The test was carried out on a mature Beech Tree which was located in the main garden of the property. The tree had a visible stem wound extending from the base up to the lower stem. Woundwood was also present and is a new wood that has developed around the wound as a response to this, which is the trees attempt to occlude (seal off) the affected area.
The purpose of the decay detection test was undertaken to assess the internal condition of the tree due to the size and location of the stem wound.
The wood around/within the stem was manually tapped and probed and appeared to reasonably solid. However, due to the location and size of the wound and the positioning of the tree within the garden, three internal tests were undertaken.
The three test results indicated that there were no areas of internal decay and showed solid, healthy wood. Based on the results, the wound and associated decay did not penetrate deep into the stem of the tree and no significant internal issues were evident. As the tree canopy also appeared healthy and there were no other structural defects observed, based on the visual assessment combined with the result obtained from the decay detection test, the tree was considered to be structurally sound at the time.
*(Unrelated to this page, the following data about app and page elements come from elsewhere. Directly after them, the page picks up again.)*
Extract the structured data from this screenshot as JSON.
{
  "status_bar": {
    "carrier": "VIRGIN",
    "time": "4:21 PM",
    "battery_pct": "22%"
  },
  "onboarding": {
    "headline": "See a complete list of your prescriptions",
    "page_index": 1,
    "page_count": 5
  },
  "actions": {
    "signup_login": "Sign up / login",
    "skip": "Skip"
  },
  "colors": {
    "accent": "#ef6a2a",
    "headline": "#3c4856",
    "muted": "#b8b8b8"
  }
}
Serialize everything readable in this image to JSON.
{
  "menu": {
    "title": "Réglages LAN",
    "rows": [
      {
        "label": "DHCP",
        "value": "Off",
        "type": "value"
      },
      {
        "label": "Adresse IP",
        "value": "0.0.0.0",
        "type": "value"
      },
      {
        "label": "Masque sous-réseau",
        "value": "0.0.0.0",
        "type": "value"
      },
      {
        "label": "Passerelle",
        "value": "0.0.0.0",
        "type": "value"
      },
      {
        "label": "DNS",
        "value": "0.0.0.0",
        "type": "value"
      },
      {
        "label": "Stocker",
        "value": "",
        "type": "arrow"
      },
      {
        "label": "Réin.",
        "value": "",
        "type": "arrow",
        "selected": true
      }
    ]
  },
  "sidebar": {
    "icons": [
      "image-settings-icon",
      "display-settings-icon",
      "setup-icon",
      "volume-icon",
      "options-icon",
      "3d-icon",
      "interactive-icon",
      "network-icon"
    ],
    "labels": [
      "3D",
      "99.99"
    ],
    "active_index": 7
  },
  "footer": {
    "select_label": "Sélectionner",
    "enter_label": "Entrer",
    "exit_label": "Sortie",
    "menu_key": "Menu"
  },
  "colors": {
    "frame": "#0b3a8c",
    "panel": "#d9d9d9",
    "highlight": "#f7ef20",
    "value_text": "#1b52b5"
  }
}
However, as a precaution, our consultant advised that the wound be monitored during the later summer/autumn months for any signs of fungi/fruiting bodies. An arboriculturist should be notified and/or photos taken and forwarded on should this occur. Similarly, any changes in the tree canopy (early leaf fall, discolouration or sparse foliage etc) should be referred to an arboriculturist.